“I feel that the work of U-SNAP-BAC has put our neighborhood on the map with the (city) administration, and with the development community in Detroit and statewide,” says Eric Dueweke, president of the MorningSide Community Organization. “Thanks to the organization's success under Linda's leadership, people know where MorningSide is, and perceive it to be truly a community on the rise” – which just happens to be the neighborhood group’s slogan.
Plans call for 10 single-family homes a year for at least the next five years. Smith says her group hopes to build a total of 100 to 200 different types of housing units, including homes for seniors. Plus, U-SNAP-BAC is working with Habitat for Humanity-Detroit, to build another 100 in-fill homes in MorningSide.
Thirteen of those units have been completed over the past year.
“The past and present successes of U-SNAP-BAC will have an even bigger impact on MorningSide in future years due to the new partners they have attracted to our community,” says Dueweke.
In addition to Habitat, those partners include Detroit LISC
and Mayor Kwame Kilpatrick's Office of Neighborhood Commercial Revitalization
, which have selected the area for future investment--not just through bricks-and-mortar building, but also increased funding of human services.
“It’s exciting to be in Detroit, and I’m not just saying that because of what we do,” Smith says.
What is U-SNAP-BAC?
• United Streets Networking and Planning: Building a Community (U-SNAP-BAC) was incorporated in 1987 by a consortium of seven neighborhood organizations and four business associations to revitalize Detroit's East Side.
• Its board is derived from representatives from its member organizations: the Balfour Buckingham Nottingham Block Club, Chalmers Block Club, Chandler Park Neighborhood Association, Civic Center East Business Association, Mack Avenue Beautification Association, Mack Avenue Renaissance Alliance, Neighbors United, People Lending United Support, Southeastern Community Association, The Seca Merchants, and the Warren Conner Development Coalition.
Go to www.usnapbac.org
Photos:Homes on Alter and WayburnLinda SmithHomes on Alter and Wayburn

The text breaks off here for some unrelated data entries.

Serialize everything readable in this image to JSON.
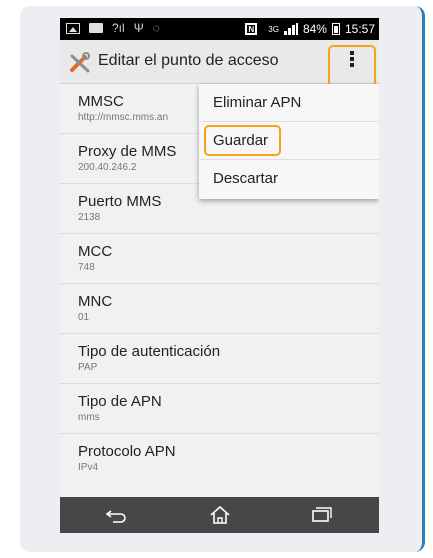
{
  "status_bar": {
    "battery": "84%",
    "time": "15:57",
    "network_type": "3G",
    "icons": [
      "image-icon",
      "message-icon",
      "signal-icon",
      "usb-icon",
      "alarm-icon",
      "nfc-icon",
      "signal-bars-icon",
      "battery-icon"
    ]
  },
  "action_bar": {
    "title": "Editar el punto de acceso",
    "app_icon": "tools-icon",
    "overflow_icon": "overflow-menu-icon",
    "highlight_color": "#f2a51a"
  },
  "settings": [
    {
      "label": "MMSC",
      "value": "http://mmsc.mms.an"
    },
    {
      "label": "Proxy de MMS",
      "value": "200.40.246.2"
    },
    {
      "label": "Puerto MMS",
      "value": "2138"
    },
    {
      "label": "MCC",
      "value": "748"
    },
    {
      "label": "MNC",
      "value": "01"
    },
    {
      "label": "Tipo de autenticación",
      "value": "PAP"
    },
    {
      "label": "Tipo de APN",
      "value": "mms"
    },
    {
      "label": "Protocolo APN",
      "value": "IPv4"
    }
  ],
  "menu": {
    "items": [
      "Eliminar APN",
      "Guardar",
      "Descartar"
    ],
    "highlighted": "Guardar"
  },
  "nav_bar": {
    "icons": [
      "back-icon",
      "home-icon",
      "recent-apps-icon"
    ]
  }
}
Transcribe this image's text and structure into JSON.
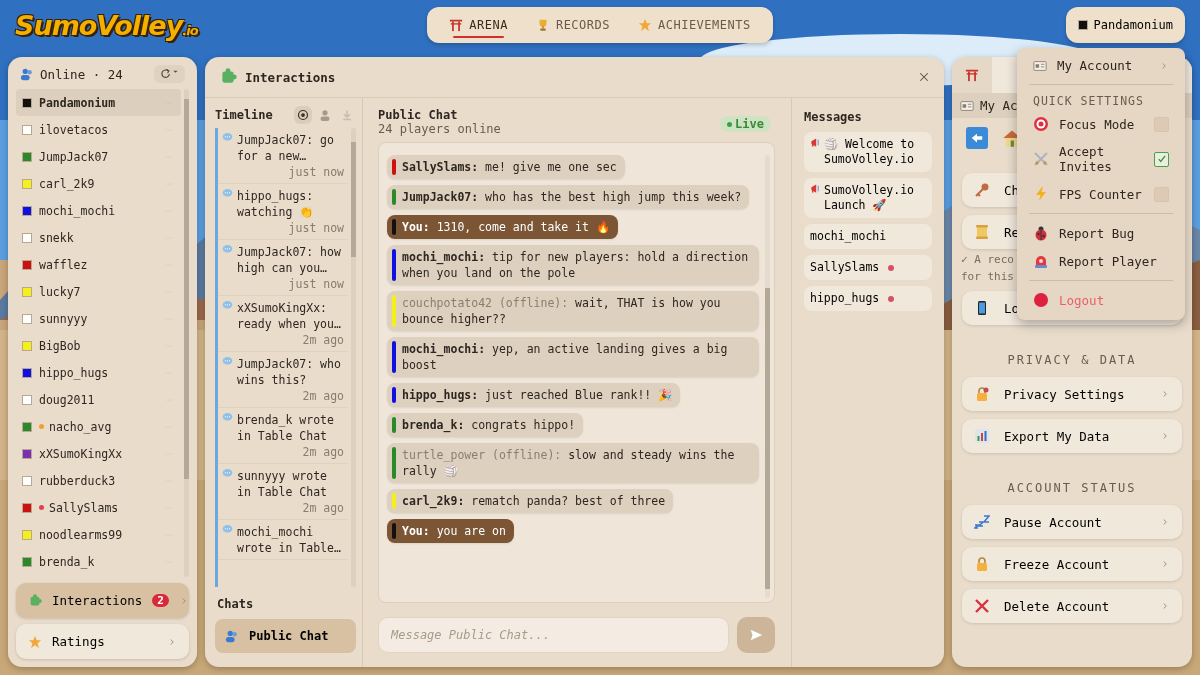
{
  "logo": {
    "name": "SumoVolley",
    "suffix": ".io"
  },
  "nav": [
    {
      "label": "ARENA",
      "selected": true
    },
    {
      "label": "RECORDS",
      "selected": false
    },
    {
      "label": "ACHIEVEMENTS",
      "selected": false
    }
  ],
  "user_button": {
    "label": "Pandamonium",
    "color": "#111111"
  },
  "online": {
    "title": "Online · 24"
  },
  "players": [
    {
      "name": "Pandamonium",
      "color": "#111111",
      "away": false,
      "busy": false,
      "selected": true
    },
    {
      "name": "ilovetacos",
      "color": "#ffffff",
      "away": false,
      "busy": false,
      "selected": false
    },
    {
      "name": "JumpJack07",
      "color": "#2a8a2a",
      "away": false,
      "busy": false,
      "selected": false
    },
    {
      "name": "carl_2k9",
      "color": "#f5f01a",
      "away": false,
      "busy": false,
      "selected": false
    },
    {
      "name": "mochi_mochi",
      "color": "#1010e0",
      "away": false,
      "busy": false,
      "selected": false
    },
    {
      "name": "snekk",
      "color": "#ffffff",
      "away": false,
      "busy": false,
      "selected": false
    },
    {
      "name": "wafflez",
      "color": "#cc1111",
      "away": false,
      "busy": false,
      "selected": false
    },
    {
      "name": "lucky7",
      "color": "#f5f01a",
      "away": false,
      "busy": false,
      "selected": false
    },
    {
      "name": "sunnyyy",
      "color": "#ffffff",
      "away": false,
      "busy": false,
      "selected": false
    },
    {
      "name": "BigBob",
      "color": "#f5f01a",
      "away": false,
      "busy": false,
      "selected": false
    },
    {
      "name": "hippo_hugs",
      "color": "#1010e0",
      "away": false,
      "busy": false,
      "selected": false
    },
    {
      "name": "doug2011",
      "color": "#ffffff",
      "away": false,
      "busy": false,
      "selected": false
    },
    {
      "name": "nacho_avg",
      "color": "#2a8a2a",
      "away": true,
      "busy": false,
      "selected": false
    },
    {
      "name": "xXSumoKingXx",
      "color": "#7a30b0",
      "away": false,
      "busy": false,
      "selected": false
    },
    {
      "name": "rubberduck3",
      "color": "#ffffff",
      "away": false,
      "busy": false,
      "selected": false
    },
    {
      "name": "SallySlams",
      "color": "#cc1111",
      "away": false,
      "busy": true,
      "selected": false
    },
    {
      "name": "noodlearms99",
      "color": "#f5f01a",
      "away": false,
      "busy": false,
      "selected": false
    },
    {
      "name": "brenda_k",
      "color": "#2a8a2a",
      "away": false,
      "busy": false,
      "selected": false
    }
  ],
  "side_buttons": [
    {
      "label": "Interactions",
      "badge": "2",
      "selected": true
    },
    {
      "label": "Ratings",
      "selected": false
    }
  ],
  "interactions": {
    "title": "Interactions",
    "timeline": {
      "title": "Timeline",
      "filters": [
        {
          "selected": true
        },
        {
          "selected": false
        },
        {
          "selected": false
        }
      ],
      "items": [
        {
          "text": "JumpJack07: go for a new…",
          "time": "just now"
        },
        {
          "text": "hippo_hugs: watching 👏",
          "time": "just now"
        },
        {
          "text": "JumpJack07: how high can you…",
          "time": "just now"
        },
        {
          "text": "xXSumoKingXx: ready when you…",
          "time": "2m ago"
        },
        {
          "text": "JumpJack07: who wins this?",
          "time": "2m ago"
        },
        {
          "text": "brenda_k wrote in Table Chat",
          "time": "2m ago"
        },
        {
          "text": "sunnyyy wrote in Table Chat",
          "time": "2m ago"
        },
        {
          "text": "mochi_mochi wrote in Table…"
        }
      ]
    },
    "chats_title": "Chats",
    "chats": [
      {
        "label": "Public Chat",
        "selected": true
      }
    ],
    "chat": {
      "title": "Public Chat",
      "subtitle": "24 players online",
      "live": "Live",
      "messages": [
        {
          "kind": "online",
          "author": "SallySlams:",
          "text": "me! give me one sec",
          "color": "#cc1111"
        },
        {
          "kind": "online",
          "author": "JumpJack07:",
          "text": "who has the best high jump this week?",
          "color": "#2a8a2a"
        },
        {
          "kind": "self",
          "author": "You:",
          "text": "1310, come and take it 🔥",
          "color": "#111111"
        },
        {
          "kind": "online",
          "author": "mochi_mochi:",
          "text": "tip for new players: hold a direction when you land on the pole",
          "color": "#1010e0"
        },
        {
          "kind": "offline",
          "author": "couchpotato42 (offline):",
          "text": "wait, THAT is how you bounce higher??",
          "color": "#f5f01a"
        },
        {
          "kind": "online",
          "author": "mochi_mochi:",
          "text": "yep, an active landing gives a big boost",
          "color": "#1010e0"
        },
        {
          "kind": "online",
          "author": "hippo_hugs:",
          "text": "just reached Blue rank!! 🎉",
          "color": "#1010e0"
        },
        {
          "kind": "online",
          "author": "brenda_k:",
          "text": "congrats hippo!",
          "color": "#2a8a2a"
        },
        {
          "kind": "offline",
          "author": "turtle_power (offline):",
          "text": "slow and steady wins the rally 🏐",
          "color": "#2a8a2a"
        },
        {
          "kind": "online",
          "author": "carl_2k9:",
          "text": "rematch panda? best of three",
          "color": "#f5f01a"
        },
        {
          "kind": "self",
          "author": "You:",
          "text": "you are on",
          "color": "#111111"
        }
      ],
      "placeholder": "Message Public Chat..."
    },
    "messages": {
      "title": "Messages",
      "items": [
        {
          "kind": "announcement",
          "label": "🏐 Welcome to SumoVolley.io",
          "unread": false
        },
        {
          "kind": "announcement",
          "label": "SumoVolley.io Launch 🚀",
          "unread": false
        },
        {
          "kind": "direct",
          "label": "mochi_mochi",
          "unread": false
        },
        {
          "kind": "direct",
          "label": "SallySlams",
          "unread": true
        },
        {
          "kind": "direct",
          "label": "hippo_hugs",
          "unread": true
        }
      ]
    }
  },
  "account_panel": {
    "tabs": [
      {
        "selected": true
      }
    ],
    "header": "My Ac",
    "partial_rows": [
      "Ch",
      "Re"
    ],
    "note": "✓ A reco for this",
    "partial_rows_2": [
      "Lo"
    ],
    "sections": [
      {
        "title": "PRIVACY & DATA",
        "rows": [
          "Privacy Settings",
          "Export My Data"
        ]
      },
      {
        "title": "ACCOUNT STATUS",
        "rows": [
          "Pause Account",
          "Freeze Account",
          "Delete Account"
        ]
      }
    ]
  },
  "dropdown": {
    "title": "My Account",
    "section": "QUICK SETTINGS",
    "toggles": [
      {
        "label": "Focus Mode",
        "checked": false
      },
      {
        "label": "Accept Invites",
        "checked": true
      },
      {
        "label": "FPS Counter",
        "checked": false
      }
    ],
    "actions": [
      {
        "label": "Report Bug",
        "kind": "normal"
      },
      {
        "label": "Report Player",
        "kind": "normal"
      },
      {
        "label": "Logout",
        "kind": "danger"
      }
    ]
  }
}
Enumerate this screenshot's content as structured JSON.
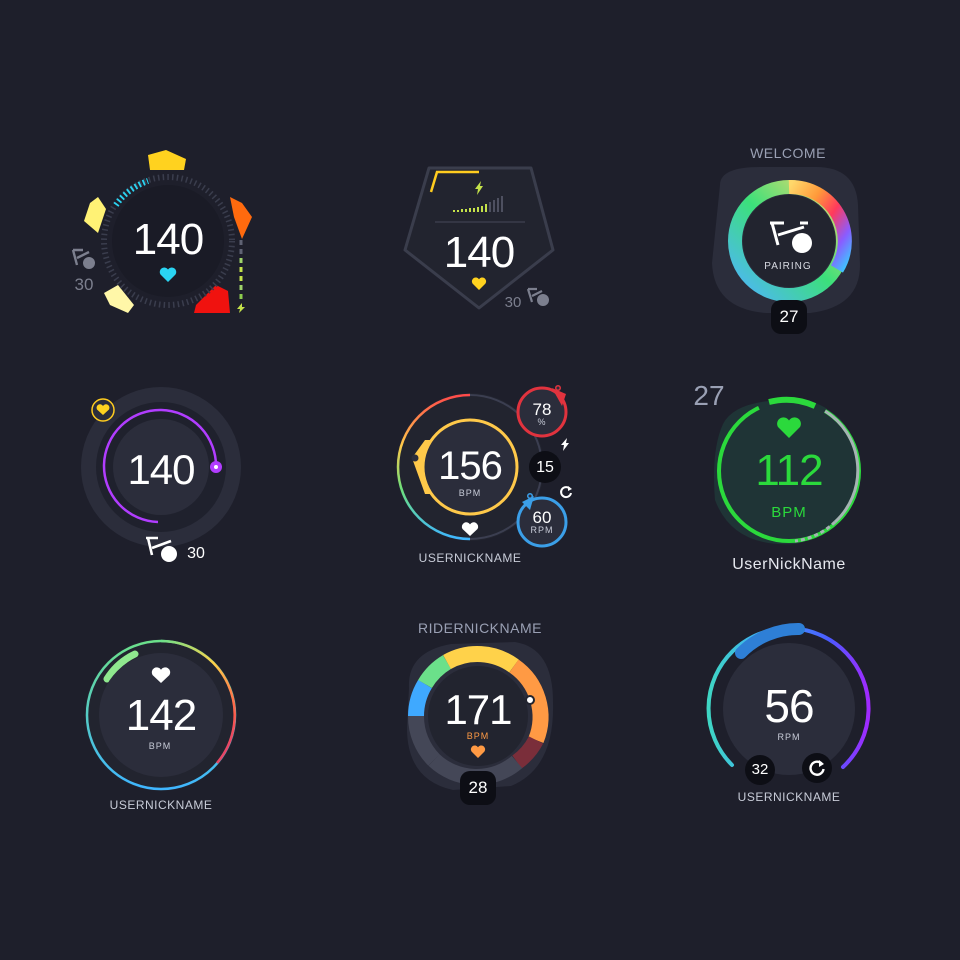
{
  "palette": {
    "background": "#1e1f2b",
    "panel": "#2b2d3b",
    "heart_cyan": "#2ad4f2",
    "heart_yellow": "#ffd21f",
    "green": "#2bd93c",
    "purple": "#b13dff",
    "blue": "#3b9fe8",
    "red": "#e1333e"
  },
  "widgets": [
    {
      "value": "140",
      "side_value": "30",
      "icons": [
        "bike-icon",
        "heart-icon",
        "bolt-icon"
      ]
    },
    {
      "value": "140",
      "side_value": "30",
      "icons": [
        "bolt-icon",
        "heart-icon",
        "bike-icon"
      ]
    },
    {
      "header": "WELCOME",
      "status": "PAIRING",
      "badge": "27",
      "icons": [
        "bike-icon"
      ]
    },
    {
      "value": "140",
      "side_value": "30",
      "icons": [
        "heart-icon",
        "bike-icon"
      ]
    },
    {
      "value": "156",
      "unit": "BPM",
      "percent_value": "78",
      "percent_unit": "%",
      "center_badge": "15",
      "rpm_value": "60",
      "rpm_unit": "RPM",
      "nickname": "USERNICKNAME",
      "icons": [
        "heart-icon",
        "bolt-icon",
        "refresh-icon"
      ]
    },
    {
      "corner_value": "27",
      "value": "112",
      "unit": "BPM",
      "nickname": "UserNickName",
      "icons": [
        "heart-icon"
      ]
    },
    {
      "value": "142",
      "unit": "BPM",
      "nickname": "USERNICKNAME",
      "icons": [
        "heart-icon"
      ]
    },
    {
      "header": "RIDERNICKNAME",
      "value": "171",
      "unit": "BPM",
      "badge": "28",
      "icons": [
        "heart-icon"
      ]
    },
    {
      "value": "56",
      "unit": "RPM",
      "left_badge": "32",
      "nickname": "USERNICKNAME",
      "icons": [
        "refresh-icon"
      ]
    }
  ]
}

Homes on Alter and Wayburn
An East Side Street with Tudor and Cape Cod Housing StockMorningside Commons Community Park
All Photographs Copyright Dave Krieger